The new scientific assessment has yet to be adopted by the authorities in charge of the rules on PPE.
But Dr Butler hopes that will follow, and that the lull in the numbers being admitted to hospital will allow stocks of the devices to be built up and for staff to be fitted for them.
“We’ve got a bit of reprieve until the next wave or peak, so now’s the time to get ready,” he said.
Shift in science
At least 23 hospital trusts have broken with the official guidelines by giving the Covid-facing staff FFP3 masks.
Dr Eilir Hughes, a GP in north Wales who helped to set up the FreshAirNHS campaign group, says the shift in scientific advice marks a significant moment.

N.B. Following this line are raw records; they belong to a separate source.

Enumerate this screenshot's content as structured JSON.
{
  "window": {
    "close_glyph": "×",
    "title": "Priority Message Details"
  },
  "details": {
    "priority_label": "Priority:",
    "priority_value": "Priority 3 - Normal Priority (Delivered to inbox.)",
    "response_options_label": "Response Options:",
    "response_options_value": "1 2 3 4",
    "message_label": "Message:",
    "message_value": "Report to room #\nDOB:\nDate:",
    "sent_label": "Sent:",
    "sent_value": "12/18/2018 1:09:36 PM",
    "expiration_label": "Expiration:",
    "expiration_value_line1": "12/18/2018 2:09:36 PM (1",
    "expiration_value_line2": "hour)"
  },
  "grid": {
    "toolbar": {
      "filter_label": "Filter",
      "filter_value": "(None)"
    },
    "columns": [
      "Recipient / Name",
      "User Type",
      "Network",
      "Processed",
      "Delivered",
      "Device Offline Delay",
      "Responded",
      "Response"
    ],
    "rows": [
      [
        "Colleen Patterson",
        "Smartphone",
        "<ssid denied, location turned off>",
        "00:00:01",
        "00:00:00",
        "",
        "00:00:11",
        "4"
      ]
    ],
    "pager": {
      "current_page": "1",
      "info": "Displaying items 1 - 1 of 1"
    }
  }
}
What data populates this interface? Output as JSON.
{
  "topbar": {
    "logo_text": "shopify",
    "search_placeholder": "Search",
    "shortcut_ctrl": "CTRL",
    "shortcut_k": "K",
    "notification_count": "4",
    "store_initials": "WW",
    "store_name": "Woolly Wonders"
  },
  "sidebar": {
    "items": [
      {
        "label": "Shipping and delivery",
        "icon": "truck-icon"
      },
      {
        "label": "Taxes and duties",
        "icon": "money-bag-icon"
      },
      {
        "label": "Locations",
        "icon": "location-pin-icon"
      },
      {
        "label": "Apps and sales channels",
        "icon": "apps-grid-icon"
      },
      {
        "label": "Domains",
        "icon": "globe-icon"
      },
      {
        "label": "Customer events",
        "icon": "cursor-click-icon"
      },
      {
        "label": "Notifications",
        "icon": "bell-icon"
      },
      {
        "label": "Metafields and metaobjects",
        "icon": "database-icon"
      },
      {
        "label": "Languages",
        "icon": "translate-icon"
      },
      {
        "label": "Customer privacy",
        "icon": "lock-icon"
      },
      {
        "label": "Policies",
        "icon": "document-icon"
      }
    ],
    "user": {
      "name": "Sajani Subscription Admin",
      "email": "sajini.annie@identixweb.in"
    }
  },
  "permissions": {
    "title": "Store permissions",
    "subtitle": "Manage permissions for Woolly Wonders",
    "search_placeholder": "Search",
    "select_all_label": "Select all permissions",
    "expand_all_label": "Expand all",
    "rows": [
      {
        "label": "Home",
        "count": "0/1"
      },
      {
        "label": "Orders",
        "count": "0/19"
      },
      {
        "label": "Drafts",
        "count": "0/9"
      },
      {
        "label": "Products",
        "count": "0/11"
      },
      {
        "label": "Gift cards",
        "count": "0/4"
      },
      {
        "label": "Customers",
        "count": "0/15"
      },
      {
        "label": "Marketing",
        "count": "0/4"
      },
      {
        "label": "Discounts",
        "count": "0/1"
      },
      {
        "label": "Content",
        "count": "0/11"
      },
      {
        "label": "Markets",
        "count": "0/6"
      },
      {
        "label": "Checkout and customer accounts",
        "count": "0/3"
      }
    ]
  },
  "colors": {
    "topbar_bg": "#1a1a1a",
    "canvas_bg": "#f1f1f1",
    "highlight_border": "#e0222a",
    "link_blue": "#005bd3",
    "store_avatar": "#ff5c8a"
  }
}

“It feels like a door that was locked has now been opened, at least slightly, and it sounds like the science on airborne transmission is starting to be recognised.”
The Sage document points out that FFP3 masks are “intrusive and can be uncomfortable to wear”.
And it warns that they need to be properly worn and can give a false sense of security, with a risk of self-contamination as staff touch them or remove them.
This follows multiple official reviews which have concluded that there is no need to change policy on PPE.
The Royal College of Nursing’s professional lead for infection prevention and control, Rose Gallagher, said: “This is a step in the right direction.
“What we need is for the UK’s infection prevention and control guidance to reflect this change, so that health and care organisations feel confident they can apply it in line with local circumstances and risks.
“We have heard many reports from our members that their employers do not feel able to deviate from the letter of national guidance for fear of being criticised.
“We hope that this change will empower to them to find local solutions that offer a greater level of protection to nurses, midwives and patients.”
A Department of Health and Social Care spokesperson said: “The safety of NHS and social care staff has always been our top priority and we continue to work round the clock to deliver PPE that helps protect those on the frontline.
“Guidance on the appropriate levels and standards of PPE is written by experts and agreed by all four UK chief medical officers.
“Our guidance is kept under constant review based on the latest evidence.”